The farmers have been trying to plow, but it has been a hard task and the men say it is enough to make one sick to plow.   The dust covers man and horses; until night.   Water is badly needed.  We are very thankful we have enough water to take a bath.  We regret to say we have had no rain for a long time, although the south winds have been blowing it has failed to bring rain and all other signs have failed.  However, we are still trusting it will come right.

They say in some cities they have raised the price of milk.  It does not seem right, as the farmer who buys more feed on account of drought does not realize any more for milk, we think the price of feed should come down and not put the price up on the consumer.

The dry weather has caused some people to say they suppose it is dry enough for the prohibition people, but while the cellars are wet it cannot be called dry.”

The editors of this paper wrote in the August 29 issue of the paper, “We are not calamity howlers, but the seriousness of the situation cannot be exaggerated.” in an article that reported conditions throughout the state:


At a conference held August 22 of representatives of Maryland’s agricultural, industrial and banking interests, named by Governor Ritchie to consider measures to relieve distress growing out of the drought in Maryland, it was stated that the estimated crop loss in the state would be $38,000,000.

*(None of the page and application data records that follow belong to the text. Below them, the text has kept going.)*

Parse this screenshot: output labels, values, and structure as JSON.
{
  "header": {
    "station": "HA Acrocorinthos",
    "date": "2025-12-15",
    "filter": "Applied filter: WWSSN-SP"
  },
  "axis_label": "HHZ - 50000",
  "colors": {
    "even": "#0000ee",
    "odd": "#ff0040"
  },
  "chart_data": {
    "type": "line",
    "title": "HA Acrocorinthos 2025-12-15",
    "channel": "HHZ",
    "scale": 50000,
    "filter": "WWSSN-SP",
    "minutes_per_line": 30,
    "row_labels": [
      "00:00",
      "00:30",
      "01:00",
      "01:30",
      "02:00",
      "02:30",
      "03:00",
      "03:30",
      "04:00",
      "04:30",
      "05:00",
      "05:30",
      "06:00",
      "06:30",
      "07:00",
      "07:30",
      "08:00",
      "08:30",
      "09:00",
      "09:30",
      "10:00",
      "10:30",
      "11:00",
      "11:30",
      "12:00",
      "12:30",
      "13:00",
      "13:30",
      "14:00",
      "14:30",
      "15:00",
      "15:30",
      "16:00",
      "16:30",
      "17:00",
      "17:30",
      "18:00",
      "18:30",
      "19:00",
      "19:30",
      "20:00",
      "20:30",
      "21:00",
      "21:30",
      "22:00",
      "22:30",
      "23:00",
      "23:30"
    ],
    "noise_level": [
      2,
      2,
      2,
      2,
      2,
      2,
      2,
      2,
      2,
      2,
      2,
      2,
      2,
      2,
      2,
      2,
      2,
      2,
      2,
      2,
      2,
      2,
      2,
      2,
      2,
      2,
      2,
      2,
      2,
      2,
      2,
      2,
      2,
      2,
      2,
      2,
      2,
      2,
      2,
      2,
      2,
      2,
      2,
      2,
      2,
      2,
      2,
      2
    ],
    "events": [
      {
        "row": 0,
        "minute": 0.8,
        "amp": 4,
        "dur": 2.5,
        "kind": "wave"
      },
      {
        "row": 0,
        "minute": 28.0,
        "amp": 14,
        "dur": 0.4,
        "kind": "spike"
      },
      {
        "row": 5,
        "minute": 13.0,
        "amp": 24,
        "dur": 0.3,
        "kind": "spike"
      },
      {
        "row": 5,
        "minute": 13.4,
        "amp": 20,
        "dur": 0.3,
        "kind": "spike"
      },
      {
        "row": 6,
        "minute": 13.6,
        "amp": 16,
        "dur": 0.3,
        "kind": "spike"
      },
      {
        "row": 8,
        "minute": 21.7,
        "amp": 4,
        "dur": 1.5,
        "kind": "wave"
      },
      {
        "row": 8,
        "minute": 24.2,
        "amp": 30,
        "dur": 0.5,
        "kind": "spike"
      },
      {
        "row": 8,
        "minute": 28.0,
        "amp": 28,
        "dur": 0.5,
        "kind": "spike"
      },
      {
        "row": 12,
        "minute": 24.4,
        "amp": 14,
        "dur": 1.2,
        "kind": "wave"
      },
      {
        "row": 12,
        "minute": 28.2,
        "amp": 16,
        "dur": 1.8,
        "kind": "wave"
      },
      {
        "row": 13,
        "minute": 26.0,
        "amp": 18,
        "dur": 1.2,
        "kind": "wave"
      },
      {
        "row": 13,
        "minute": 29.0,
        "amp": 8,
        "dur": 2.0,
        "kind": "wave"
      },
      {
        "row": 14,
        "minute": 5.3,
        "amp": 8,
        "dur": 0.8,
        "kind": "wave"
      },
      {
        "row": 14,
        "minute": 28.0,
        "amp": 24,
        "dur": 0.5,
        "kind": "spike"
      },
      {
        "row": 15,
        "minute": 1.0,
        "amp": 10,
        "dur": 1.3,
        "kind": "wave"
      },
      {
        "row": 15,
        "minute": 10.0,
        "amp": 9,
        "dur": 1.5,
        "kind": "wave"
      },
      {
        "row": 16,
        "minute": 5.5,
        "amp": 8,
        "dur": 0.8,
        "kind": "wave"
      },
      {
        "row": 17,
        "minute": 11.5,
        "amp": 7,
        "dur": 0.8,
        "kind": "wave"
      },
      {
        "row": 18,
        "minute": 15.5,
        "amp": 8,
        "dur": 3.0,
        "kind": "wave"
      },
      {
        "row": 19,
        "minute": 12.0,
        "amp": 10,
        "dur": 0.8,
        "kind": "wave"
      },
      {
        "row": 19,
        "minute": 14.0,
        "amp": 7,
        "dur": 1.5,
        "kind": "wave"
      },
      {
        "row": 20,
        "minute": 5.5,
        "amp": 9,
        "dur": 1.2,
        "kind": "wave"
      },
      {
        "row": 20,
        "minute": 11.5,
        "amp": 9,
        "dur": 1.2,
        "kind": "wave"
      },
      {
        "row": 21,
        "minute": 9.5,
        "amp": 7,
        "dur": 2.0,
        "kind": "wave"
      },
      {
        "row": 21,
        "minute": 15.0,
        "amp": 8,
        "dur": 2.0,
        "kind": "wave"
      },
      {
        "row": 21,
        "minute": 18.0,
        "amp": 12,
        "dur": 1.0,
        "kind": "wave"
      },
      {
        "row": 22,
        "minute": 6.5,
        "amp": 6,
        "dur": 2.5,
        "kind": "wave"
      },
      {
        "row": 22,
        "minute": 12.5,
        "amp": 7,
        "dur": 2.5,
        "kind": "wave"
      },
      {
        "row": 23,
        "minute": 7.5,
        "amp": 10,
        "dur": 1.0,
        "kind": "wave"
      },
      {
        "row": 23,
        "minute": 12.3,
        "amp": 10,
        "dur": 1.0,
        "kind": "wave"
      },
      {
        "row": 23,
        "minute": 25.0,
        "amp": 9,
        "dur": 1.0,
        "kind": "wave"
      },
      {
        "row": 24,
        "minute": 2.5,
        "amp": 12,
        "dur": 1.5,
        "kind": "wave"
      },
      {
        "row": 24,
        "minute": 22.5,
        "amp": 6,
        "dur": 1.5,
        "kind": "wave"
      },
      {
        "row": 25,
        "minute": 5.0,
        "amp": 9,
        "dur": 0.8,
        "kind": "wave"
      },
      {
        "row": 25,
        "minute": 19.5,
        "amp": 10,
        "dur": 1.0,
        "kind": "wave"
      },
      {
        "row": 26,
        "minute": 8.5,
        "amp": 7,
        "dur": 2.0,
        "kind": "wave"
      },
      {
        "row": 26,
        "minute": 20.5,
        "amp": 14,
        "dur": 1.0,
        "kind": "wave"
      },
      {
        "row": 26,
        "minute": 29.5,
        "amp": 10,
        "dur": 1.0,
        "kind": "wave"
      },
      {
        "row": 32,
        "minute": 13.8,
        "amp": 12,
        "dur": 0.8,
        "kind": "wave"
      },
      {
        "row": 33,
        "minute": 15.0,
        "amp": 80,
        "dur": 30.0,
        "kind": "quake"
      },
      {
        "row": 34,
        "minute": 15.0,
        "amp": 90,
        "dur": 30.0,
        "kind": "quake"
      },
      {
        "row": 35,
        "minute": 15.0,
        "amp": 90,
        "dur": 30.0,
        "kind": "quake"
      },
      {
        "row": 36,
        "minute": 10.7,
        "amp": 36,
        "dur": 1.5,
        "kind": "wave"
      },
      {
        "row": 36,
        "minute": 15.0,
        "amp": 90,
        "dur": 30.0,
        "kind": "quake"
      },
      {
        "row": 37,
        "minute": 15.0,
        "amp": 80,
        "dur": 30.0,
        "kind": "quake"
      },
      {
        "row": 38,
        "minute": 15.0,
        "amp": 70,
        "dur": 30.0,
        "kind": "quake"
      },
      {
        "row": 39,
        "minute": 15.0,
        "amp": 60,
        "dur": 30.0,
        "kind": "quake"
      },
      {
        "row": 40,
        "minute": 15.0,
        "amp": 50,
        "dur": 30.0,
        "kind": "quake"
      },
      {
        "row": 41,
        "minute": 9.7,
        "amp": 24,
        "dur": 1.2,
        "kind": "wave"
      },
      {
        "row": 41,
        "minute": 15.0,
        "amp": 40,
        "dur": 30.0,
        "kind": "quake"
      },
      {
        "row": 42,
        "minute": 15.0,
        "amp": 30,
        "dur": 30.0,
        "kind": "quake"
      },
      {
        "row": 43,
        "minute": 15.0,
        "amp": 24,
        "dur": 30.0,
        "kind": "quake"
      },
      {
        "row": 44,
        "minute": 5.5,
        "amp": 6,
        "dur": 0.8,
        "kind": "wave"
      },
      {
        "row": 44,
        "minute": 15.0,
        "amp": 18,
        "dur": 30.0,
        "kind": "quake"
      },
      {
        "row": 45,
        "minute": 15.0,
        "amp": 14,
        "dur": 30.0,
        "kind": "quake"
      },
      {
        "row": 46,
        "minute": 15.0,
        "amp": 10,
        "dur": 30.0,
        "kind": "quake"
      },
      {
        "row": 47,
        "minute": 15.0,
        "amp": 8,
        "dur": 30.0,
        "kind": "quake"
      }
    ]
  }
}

The figures were based on three surveys made by Dr. Thomas B. Symons, director of the University of Maryland Extension Service, the last one compiled on August 20.  The estimated loss in crops was given by counties.  Frederick county loss is placed at $3,971,698, the largest of any of the counties; Carroll county’s loss is estimated at $3,002,481.  These estimates of loss are for crops only and do not include the loss of wages to labor, which will amount to millions more, the loss that merchants and transportation companies will suffer.

The seriousness of the situation and the many interests it will effect cannot at this time by fully realized, but as the months of the fall and winter come the full extent of the calamity will be known.

$38,000,000 loss in the value of farm products in Maryland means not only a loss for the farmers but the wage earners and business interests of every kind, will directly or indirectly be seriously effected, and especially the canners.

$3,002,481 less money paid to the farmers of Carroll county will result in a serious situation for them, work a great hardship for the laboring people of the county, reduce the sales of merchants in every line, no new farm implements will be bought, collections difficult, decreased bank deposits and the blighting result will be seen and felt by all.  It will inevitably mean higher prices for many foods and this will add an additional hardship for the wage earners and those of little means.  The demand for manufacturing products of all kinds will decrease, and this will mean the manufacturer will require fewer employees, many will be laid off and the wages of those retained reduced.

We are not calamity howlers, but the seriousness of the situation cannot be exaggerated.

The Government and the state may be able to help some, but at best neither the Government nor State can provide much relief.

We are inclined to believe Mr. Symons’ estimated loss in Maryland is too low.  The figures given on sweet corn cannot be right.  He gives the normal value of the sweet corn crop in Maryland $819,691, while the value of the sweet corn crop in Carroll county alone, when there is a normal crop is worth that much or more.”

Editors H. P. Gorsuch and John Mitten correctly understood the broad impact of the drought in a region where agriculture dominated the economy. Everyone from the farm laborer to the banker felt the pinch. The drought of 1930 was made somewhat more unpleasant by the fact that it happened during the early months of the Great Depression. History, however, shows that most local families survived the economic crisis brought on by the drought of 1930 and later ones that visited our region.

The writer would like to thank Del. Joe Getty for suggesting the subject of this column.


Photo caption: Carroll County farms, such as the Kiser-Valentine Farm near Taneytown photographed in c 1960, suffered from a severe drought in 1930. Historical Society of Carroll County, gift of Mr. and Mrs. Charles J. Trout, 1991.